North Carolina Central University (NCCU) is a national model for building systemic support to address student mental health, according to the nation’s top education official.
U.S. Secretary of Education Miguel Cardona highlighted NCCU’s mental health services during a visit he made with Gov. Roy Cooper to the Durham campus on Wednesday. Cardona heard presentations from faculty in the student affairs division and sat in on a closed roundtable where he heard directly from eight students.
“What I saw here today at North Carolina Central, and what I heard from the students, gives me great hope in where we’re going and education across the country,” Cardona said. “This is a model of what we want to see across the country where we put actions and systems in place to support the emotional wellness of our students — to support access to mental health support that they need to thrive. Not just to come back, but to thrive.”
Studies nationwide show growing concern over student mental health, including a recent UNC-Chapel Hill study that followed the same group of first-year college students before and after the pandemic. That study showed a 40% increase in moderate to severe anxiety for first-year students and an 89% growth in incidence of depression for Black students.
“Black communities and communities of color are disproportionately impacted,” said Angela Coleman, NCCU’s vice chancellor for student affairs. “Oftentimes, historically, our Black communities [and] communities of color were not at the forefront of the conversation.”

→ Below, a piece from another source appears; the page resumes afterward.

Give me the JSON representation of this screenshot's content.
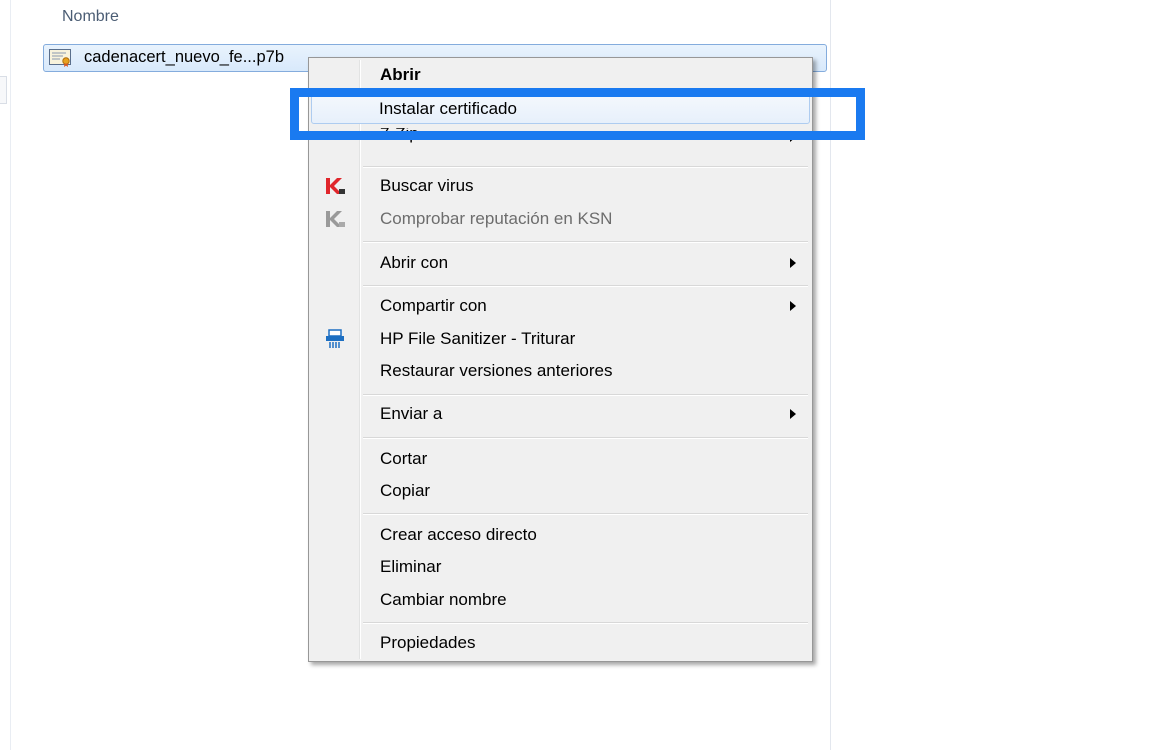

Coleman said she and her team were excited that Cardona wanted to visit, and they were eager to show off their student health and wellness (SHAW) initiative.
“I have the privilege of leading a division that provides innovative and, I would say, cutting-edge services to our students,” Coleman said, “We have definitely put our student health and wellness area and those services at the forefront in terms of working with our students, and just provide them with the services they need from a holistic and integrated perspective.”
NCCU says its approach is distinctive in breadth of services — from prevention to tertiary intervention — as well as its holistic and inclusive approach. In addition to responsive programs, the university is focused on preventative care and creating inclusive community spaces where students find belonging.
It has used federal relief funding to increase mental health training for faculty and is now training students for peer-to-peer support. NCCU has also used the federal aid to eliminate conditions that cause mental health issues. For example, it cleared more than $10 million in outstanding tuition and fees and waived costs for its summer session for more than 5,200 students last year.
“We’re here to support the holistic well-being of students,” said Micah Griffin, the assistant vice chancellor of health and wellness. “That way, they can be successful while they are here but also we instill in them health-seeking behaviors so well after they graduate they’re still making more informed decisions.”
Cooper said that he’s seen the need for these types of supports during his travels across the state. Wearing NCCU colors on his tie and socks, he said he was proud of the response he saw at the university.
“We know that young people often struggle with mental health issues, and particularly students who are facing the pressure of academics, the pressure of socialization away from home, the pressure of sometimes part time work, the pressure of student loans,” Cooper said. “And now you lay over top of that the pressure of this pandemic. It has been challenging for the students.”
University leaders said much of the initiative predated the pandemic, but the past two years have underscored the need for these services — as well as building out telehealth opportunities and providing inclusive spaces where students can gather in community with one another.
Griffin added that NCCU’s role in this effort, as one of North Carolina’s 10 accredited HBCUs, is important, “especially since we serve mostly African American students and, as you know, that demographic has some of the worst health outcomes.”
Cardona’s visit comes amid an increase in threats of violence toward HBCUs. Last month, NCCU was one of many HBCUs nationwide to receive a bomb threat. This week, vandals defaced a sidewalk mural at Shaw University honoring Black lives by painting over it with the name of a white nationalist group.
Cardona said NCCU’s services are an example of what he hopes to see nationwide.
“As a parent, there’s nothing more that I would want for my own children,” he said.